Start of Task input

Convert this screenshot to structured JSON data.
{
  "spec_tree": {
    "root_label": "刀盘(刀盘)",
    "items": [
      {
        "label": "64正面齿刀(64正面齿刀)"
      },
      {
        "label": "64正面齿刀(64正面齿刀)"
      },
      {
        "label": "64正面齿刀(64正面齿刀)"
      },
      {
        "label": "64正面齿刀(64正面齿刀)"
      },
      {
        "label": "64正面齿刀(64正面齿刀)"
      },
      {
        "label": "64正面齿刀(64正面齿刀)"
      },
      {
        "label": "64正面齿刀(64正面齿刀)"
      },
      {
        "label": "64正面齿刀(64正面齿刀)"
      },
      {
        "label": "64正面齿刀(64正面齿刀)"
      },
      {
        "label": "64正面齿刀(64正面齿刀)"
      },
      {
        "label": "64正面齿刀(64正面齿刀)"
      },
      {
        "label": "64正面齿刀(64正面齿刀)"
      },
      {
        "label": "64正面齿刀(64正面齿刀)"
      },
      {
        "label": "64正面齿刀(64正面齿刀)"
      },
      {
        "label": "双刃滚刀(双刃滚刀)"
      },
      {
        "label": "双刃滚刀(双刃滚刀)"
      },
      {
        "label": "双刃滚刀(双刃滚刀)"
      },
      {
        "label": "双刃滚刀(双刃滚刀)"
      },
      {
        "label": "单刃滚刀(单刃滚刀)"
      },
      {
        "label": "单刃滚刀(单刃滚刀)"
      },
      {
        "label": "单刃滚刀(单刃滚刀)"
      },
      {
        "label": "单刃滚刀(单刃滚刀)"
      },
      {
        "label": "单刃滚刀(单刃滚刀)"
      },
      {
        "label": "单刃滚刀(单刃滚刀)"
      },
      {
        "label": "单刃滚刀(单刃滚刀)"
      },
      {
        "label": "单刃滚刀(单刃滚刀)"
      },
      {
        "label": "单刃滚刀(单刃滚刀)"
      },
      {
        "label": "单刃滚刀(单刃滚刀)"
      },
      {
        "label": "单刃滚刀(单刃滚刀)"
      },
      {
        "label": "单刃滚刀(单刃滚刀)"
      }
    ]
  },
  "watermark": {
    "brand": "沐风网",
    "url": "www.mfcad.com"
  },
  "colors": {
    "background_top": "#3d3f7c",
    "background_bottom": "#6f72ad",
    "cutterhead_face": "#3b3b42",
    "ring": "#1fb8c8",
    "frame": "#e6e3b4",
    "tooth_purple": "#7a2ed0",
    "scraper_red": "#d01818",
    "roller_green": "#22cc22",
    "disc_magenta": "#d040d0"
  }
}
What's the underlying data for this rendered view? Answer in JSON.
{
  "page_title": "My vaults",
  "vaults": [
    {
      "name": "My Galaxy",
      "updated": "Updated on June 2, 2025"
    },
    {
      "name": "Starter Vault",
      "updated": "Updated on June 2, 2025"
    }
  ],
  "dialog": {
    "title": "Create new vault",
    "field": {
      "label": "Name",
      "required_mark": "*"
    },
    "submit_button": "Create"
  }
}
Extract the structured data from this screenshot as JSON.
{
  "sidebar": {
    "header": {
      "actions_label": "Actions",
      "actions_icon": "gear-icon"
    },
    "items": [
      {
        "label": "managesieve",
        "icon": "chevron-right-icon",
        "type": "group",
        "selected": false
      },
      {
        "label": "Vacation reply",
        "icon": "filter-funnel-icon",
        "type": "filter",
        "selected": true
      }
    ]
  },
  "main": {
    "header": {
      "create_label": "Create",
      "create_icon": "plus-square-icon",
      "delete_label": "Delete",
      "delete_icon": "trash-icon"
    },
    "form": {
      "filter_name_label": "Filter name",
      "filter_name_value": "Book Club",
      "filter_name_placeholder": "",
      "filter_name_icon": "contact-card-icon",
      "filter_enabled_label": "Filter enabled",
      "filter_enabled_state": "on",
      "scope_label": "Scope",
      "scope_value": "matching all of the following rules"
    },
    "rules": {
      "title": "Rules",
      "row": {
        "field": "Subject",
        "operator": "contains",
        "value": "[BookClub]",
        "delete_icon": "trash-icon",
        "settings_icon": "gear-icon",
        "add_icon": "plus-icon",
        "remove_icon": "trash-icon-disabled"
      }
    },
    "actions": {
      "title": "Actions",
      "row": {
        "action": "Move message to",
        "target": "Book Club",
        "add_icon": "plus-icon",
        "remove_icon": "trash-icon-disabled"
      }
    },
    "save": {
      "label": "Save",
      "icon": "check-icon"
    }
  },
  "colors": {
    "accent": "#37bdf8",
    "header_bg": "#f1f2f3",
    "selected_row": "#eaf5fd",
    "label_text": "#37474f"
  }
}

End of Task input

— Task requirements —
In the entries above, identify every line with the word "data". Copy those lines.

— Response —
Convert this screenshot to structured JSON data.
What's the underlying data for this rendered view? Answer in JSON.
Extract the structured data from this screenshot as JSON.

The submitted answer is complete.